Britain said publicly that it expects Iceland to repay the money, regardless of the future vote on the issue. EU law states that Iceland has to repay the money, regardless. The Dutch government backed Britain on the issue as well. Since the issue will be put to a public vote, both countries are unsure how Iceland will manage to repay them but are willing to assist in finding a solution that works for all countries. If the vote does vote against the repayment, the consequences as a reliable international finance partner will be negative. Icelandic President said that the government lays on the idea that the people are the supreme judge of the law.[7]

Path to Vote

The date for the election is tentative, depending on a parliament decision, but thought to be scheduled in late February of 2010. A recent poll suggested that the people would approve the repayment of the money to Britain and the Netherlands, but that they would first want negotiations reopened to create a new deal for repayment by the Icelandic people. The survey suggested that 53% would vote in favor and 41% against.[8]

After the parliament approved the decision to hold a referendum vote, a date was still not decided on, just that it had to be before March 6. The minister of Justice will be the one to ultimately decide the election date. The parliament vote for the referendum was unanimous, minus the 16 members who were not present.[9]

Recent polls again showed that Icelanders were not in favor of repaying the lost money and show that if there is a referendum vote it would most likely be defeated. Most Icelanders cite the large financial burden that would be imposed on them and good enough reason to oppose the vote. Iceland is still trying to negotiate outside of a vote, hoping to make a deal with the various governments, but it is still more likely that a vote will be held.[10]

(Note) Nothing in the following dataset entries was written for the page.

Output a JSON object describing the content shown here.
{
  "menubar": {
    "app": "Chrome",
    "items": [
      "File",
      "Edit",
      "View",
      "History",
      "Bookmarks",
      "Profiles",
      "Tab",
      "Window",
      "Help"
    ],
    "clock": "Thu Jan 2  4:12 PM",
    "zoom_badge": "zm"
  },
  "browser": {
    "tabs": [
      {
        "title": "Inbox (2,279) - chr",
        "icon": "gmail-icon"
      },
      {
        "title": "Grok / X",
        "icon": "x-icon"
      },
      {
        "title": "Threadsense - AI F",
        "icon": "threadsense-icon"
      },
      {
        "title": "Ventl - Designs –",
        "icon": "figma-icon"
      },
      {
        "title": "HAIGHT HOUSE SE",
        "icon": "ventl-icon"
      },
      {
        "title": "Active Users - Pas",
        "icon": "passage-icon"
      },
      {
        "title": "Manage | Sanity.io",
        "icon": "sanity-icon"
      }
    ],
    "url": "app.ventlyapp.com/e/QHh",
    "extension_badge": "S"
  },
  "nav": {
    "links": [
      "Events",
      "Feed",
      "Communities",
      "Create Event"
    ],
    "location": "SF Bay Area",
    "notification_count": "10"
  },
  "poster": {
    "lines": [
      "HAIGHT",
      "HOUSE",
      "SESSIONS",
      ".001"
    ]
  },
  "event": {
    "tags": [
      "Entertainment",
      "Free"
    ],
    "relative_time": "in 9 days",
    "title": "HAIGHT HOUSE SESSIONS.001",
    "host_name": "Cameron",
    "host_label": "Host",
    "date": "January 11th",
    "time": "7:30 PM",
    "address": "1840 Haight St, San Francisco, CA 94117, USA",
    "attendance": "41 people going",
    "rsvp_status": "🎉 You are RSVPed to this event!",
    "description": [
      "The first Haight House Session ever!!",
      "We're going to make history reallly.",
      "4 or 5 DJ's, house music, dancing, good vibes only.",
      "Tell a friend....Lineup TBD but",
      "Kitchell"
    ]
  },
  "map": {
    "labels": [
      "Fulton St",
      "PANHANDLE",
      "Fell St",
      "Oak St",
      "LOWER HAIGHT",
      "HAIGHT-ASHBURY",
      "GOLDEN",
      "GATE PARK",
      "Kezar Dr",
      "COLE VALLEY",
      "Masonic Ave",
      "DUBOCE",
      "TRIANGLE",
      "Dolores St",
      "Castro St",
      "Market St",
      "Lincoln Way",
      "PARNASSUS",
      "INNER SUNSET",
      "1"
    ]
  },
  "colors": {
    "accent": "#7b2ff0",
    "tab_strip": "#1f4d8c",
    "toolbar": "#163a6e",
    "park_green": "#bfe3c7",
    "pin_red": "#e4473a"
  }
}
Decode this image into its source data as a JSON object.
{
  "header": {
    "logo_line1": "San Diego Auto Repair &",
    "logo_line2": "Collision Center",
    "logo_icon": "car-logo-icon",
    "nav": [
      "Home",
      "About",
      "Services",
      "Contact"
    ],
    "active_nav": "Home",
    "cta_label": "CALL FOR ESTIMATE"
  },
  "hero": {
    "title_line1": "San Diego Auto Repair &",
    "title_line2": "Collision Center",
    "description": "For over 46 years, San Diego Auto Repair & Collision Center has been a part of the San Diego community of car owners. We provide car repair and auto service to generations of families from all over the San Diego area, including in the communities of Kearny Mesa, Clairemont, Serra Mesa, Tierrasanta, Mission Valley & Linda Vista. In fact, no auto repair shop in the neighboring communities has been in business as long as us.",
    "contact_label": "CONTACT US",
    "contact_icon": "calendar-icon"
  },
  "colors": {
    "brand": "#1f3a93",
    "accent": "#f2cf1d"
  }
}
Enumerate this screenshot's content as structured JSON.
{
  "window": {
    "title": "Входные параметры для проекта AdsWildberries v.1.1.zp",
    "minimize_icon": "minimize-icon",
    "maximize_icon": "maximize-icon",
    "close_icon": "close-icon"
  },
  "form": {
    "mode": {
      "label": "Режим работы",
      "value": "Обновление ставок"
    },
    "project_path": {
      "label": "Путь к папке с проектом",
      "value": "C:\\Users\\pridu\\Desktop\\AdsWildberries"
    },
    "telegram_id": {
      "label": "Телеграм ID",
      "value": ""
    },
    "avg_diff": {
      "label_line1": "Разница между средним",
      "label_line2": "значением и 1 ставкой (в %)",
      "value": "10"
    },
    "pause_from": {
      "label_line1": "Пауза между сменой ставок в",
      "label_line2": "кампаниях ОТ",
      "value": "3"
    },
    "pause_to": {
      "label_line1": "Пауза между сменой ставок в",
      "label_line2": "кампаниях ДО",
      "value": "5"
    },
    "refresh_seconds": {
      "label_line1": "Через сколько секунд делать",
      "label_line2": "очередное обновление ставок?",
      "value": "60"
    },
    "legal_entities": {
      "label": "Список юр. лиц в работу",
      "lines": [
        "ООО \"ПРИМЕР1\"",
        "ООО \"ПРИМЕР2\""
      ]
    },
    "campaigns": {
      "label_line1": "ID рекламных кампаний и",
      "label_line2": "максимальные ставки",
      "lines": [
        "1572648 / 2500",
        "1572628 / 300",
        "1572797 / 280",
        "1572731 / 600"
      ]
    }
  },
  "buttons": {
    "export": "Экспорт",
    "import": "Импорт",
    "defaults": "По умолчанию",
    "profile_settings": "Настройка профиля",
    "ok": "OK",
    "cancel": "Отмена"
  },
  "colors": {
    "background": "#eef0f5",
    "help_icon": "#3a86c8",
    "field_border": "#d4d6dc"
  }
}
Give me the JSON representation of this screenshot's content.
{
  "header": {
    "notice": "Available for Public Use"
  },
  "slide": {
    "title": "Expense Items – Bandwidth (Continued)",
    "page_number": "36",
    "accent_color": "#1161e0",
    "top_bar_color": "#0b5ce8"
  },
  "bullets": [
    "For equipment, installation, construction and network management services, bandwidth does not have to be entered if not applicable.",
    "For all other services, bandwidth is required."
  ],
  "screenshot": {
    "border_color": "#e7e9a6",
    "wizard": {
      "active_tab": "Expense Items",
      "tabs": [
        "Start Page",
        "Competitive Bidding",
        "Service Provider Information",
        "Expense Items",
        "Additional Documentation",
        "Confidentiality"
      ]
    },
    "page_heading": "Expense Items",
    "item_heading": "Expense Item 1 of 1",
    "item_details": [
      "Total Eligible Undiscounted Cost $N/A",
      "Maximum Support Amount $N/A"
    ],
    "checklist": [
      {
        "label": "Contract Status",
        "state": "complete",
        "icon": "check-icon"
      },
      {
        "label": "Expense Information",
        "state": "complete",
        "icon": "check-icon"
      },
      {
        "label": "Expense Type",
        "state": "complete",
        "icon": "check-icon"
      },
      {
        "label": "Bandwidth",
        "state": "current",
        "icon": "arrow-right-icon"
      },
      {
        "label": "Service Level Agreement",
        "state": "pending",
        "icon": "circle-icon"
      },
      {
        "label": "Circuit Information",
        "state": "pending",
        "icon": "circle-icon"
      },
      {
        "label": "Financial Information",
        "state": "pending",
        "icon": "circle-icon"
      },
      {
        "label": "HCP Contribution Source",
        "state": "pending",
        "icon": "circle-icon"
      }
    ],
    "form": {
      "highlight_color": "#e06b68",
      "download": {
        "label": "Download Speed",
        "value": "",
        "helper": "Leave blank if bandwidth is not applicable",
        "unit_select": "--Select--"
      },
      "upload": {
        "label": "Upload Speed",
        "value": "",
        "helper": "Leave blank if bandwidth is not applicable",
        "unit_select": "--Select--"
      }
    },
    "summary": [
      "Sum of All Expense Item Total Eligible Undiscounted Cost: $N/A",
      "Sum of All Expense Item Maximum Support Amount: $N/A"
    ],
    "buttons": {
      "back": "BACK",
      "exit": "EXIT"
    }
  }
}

The date has been set for a vote on the Icesave issue, March 6 is when voters will decide. The vote will be on whether to approve the bill that sets out the payment plan for refunding the moneys lost by Britain and the Netherlands. The plan will be to give 3.8 billion euros to both countries.[11]

While voters still await their vote on the issue, both the Netherlands and Britain have joined together to try and work out a manageable payment plan for Iceland, mainly having a floating interest rate, making it less than previously agreed on. Nothing is set though, the two countries are still in negotiations on the best way to address Iceland. Everyone agrees that Iceland will repay the money, just the time frame and amount remain in question.[12] A revised plan was given to Iceland, but if they will agree on it is yet undetermined.[13]

Iceland is one of the most indebted countries and the IMF warns that if the country is forced to pay back the entire loss to Britain and the Netherlands then what little recovery has been made could be lost. The mood in the country seems to be leaning towards a "No" vote but warnings still emerge that if the country is not able to stand up to its financial obligations they will be isolated. talks to join the EU were also met with cool responses from Great Britain who would only support the countries bid if they could repay what they owe.[14]

Results

This measure was defeated by a large margin with 93 percent of voters against the measure. Icelanders did not want the burden of $16,400 to pay to Britain and the Netherlands. Due to this, Iceland results in serious credit problems with international monetary organizations, but regardless of the vote the Icelandic government is still trying to negotiate with the two countries an easier method of repayment. All three parties stated that they want to reach a settlement that would benefit all involved.[15]

See also

References